« Reply #9 on: January 08, 2018, 06:32:31 PM »
FWP & Spartana: Gosh, I hope you don't mind me addressing you both at the same time. I called in sick today <gasp, surprise>. My son told me I've been doing a lot of that lately ... not gasping, calling in sick. No TV watching, taking care of a lot of loose ends. I've set goals for myself for this year: fix broken stuff in my condo, spring-clean, shred p/work, get rid of unnecessary stuff. I'll also be reading recommended books (thanks, FWP), government data (help put me to sleep), and volunteering (already signed-up for a repair cafe event).

If you both lived close-by I'd treat you to coffee, lunch, whatever made your day. A small token of my gratitude since I consider your feedback priceless. I'm going to be busy so I'll say 'see you later' since this Forum could be addictive [for me]. I've got enough input to chew-on for the time being. Let's hope when I next check-in my situation is vastly different. Thank you.

P.S. I found a past emailed quote for career/life coaching "90 minute discovery session ($300) followed by 50 minute sessions ($150)." Alternative: Now What?: 90 Days to a New Life Direction $1.99 + shipping, TED talk - free; plus a few hours of thinking/soul searching.

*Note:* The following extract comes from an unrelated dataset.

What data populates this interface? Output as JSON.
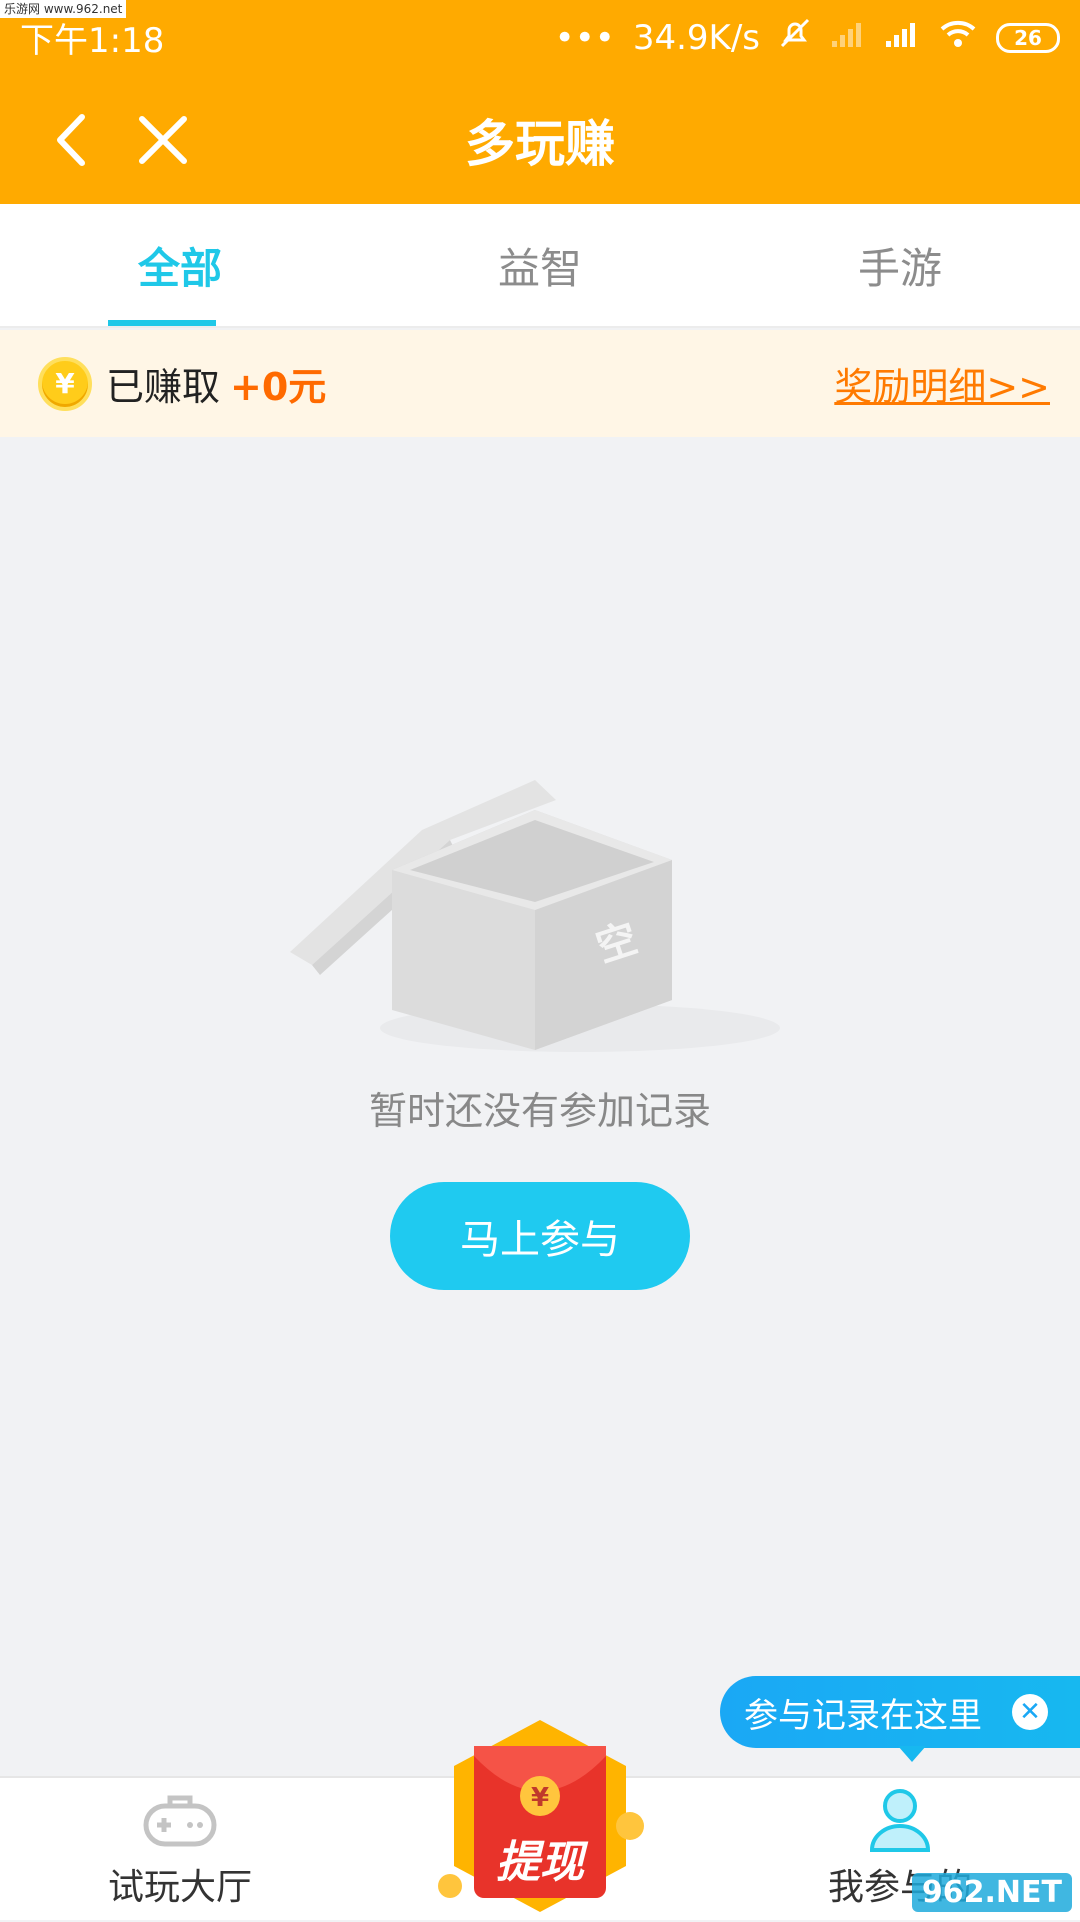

« Last Edit: January 08, 2018, 09:13:58 PM by freeree »